WHAT IS BEING ASKED:
Copy out each line of the listing below where the string "this" appears.

[Opening DATA SHOWN section]

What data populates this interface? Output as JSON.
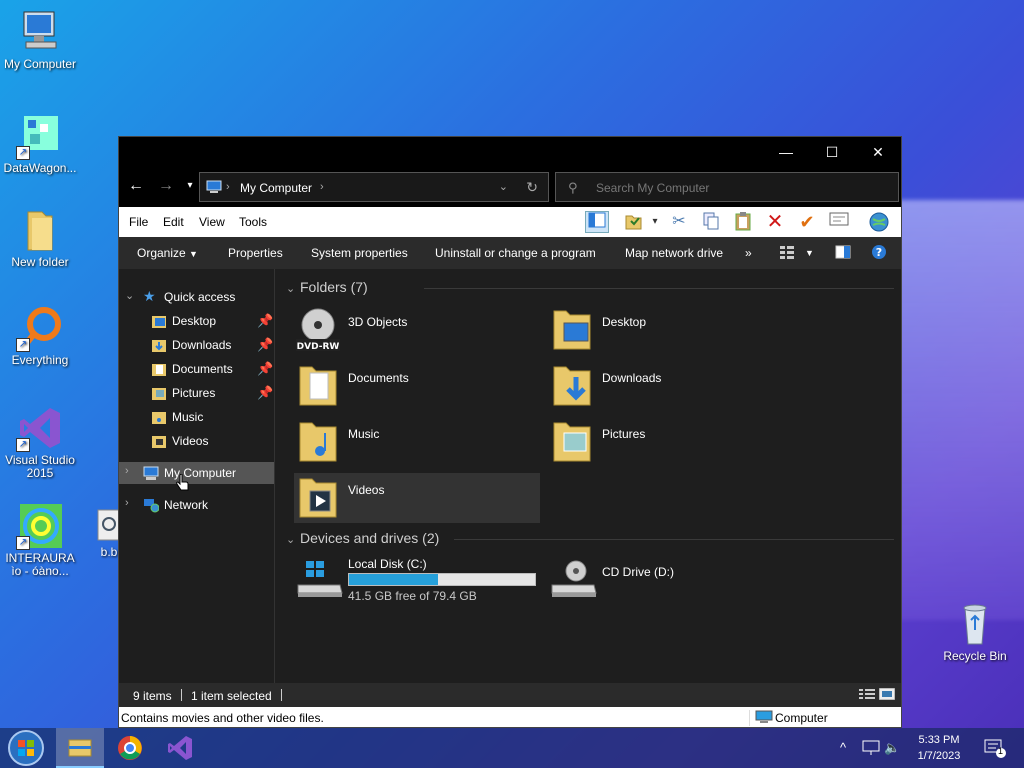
{
  "desktop": {
    "icons": [
      {
        "label": "My Computer"
      },
      {
        "label": "DataWagon..."
      },
      {
        "label": "New folder"
      },
      {
        "label": "Everything"
      },
      {
        "label": "Visual Studio 2015"
      },
      {
        "label": "INTERAURA ìo - óàno..."
      },
      {
        "label": "b.b"
      },
      {
        "label": "Recycle Bin"
      }
    ]
  },
  "window": {
    "buttons": {
      "minimize": "—",
      "maximize": "☐",
      "close": "✕"
    },
    "address": {
      "path": "My Computer"
    },
    "search": {
      "placeholder": "Search My Computer"
    },
    "menus": [
      "File",
      "Edit",
      "View",
      "Tools"
    ],
    "commands": [
      "Organize",
      "Properties",
      "System properties",
      "Uninstall or change a program",
      "Map network drive",
      "»"
    ],
    "nav": {
      "quick_access": "Quick access",
      "pinned": [
        "Desktop",
        "Downloads",
        "Documents",
        "Pictures"
      ],
      "unpinned": [
        "Music",
        "Videos"
      ],
      "my_computer": "My Computer",
      "network": "Network"
    },
    "groups": {
      "folders": "Folders (7)",
      "devices": "Devices and drives (2)"
    },
    "folders": [
      "3D Objects",
      "Desktop",
      "Documents",
      "Downloads",
      "Music",
      "Pictures",
      "Videos"
    ],
    "drives": [
      {
        "name": "Local Disk (C:)",
        "free_text": "41.5 GB free of 79.4 GB",
        "used_fraction": 0.477
      },
      {
        "name": "CD Drive (D:)"
      }
    ],
    "status": {
      "items": "9 items",
      "selected": "1 item selected"
    },
    "details": {
      "description": "Contains movies and other video files.",
      "location": "Computer"
    }
  },
  "taskbar": {
    "time": "5:33 PM",
    "date": "1/7/2023",
    "notification_count": "1"
  },
  "colors": {
    "accent": "#26a0da",
    "window_bg": "#1e1e1e"
  }
}
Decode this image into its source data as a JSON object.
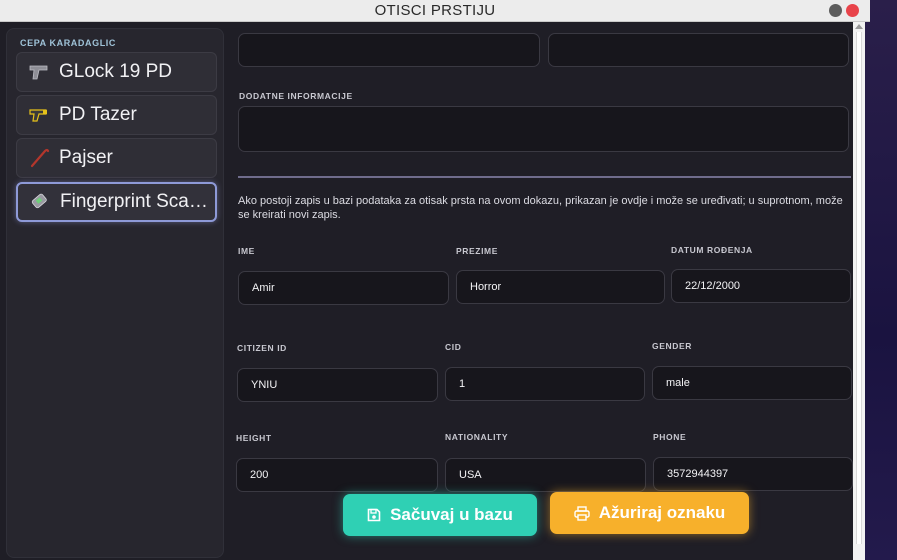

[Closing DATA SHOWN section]

RESULT OF THE TASK:
What data populates this interface? Output as JSON.
Decode this image into its source data as a JSON object.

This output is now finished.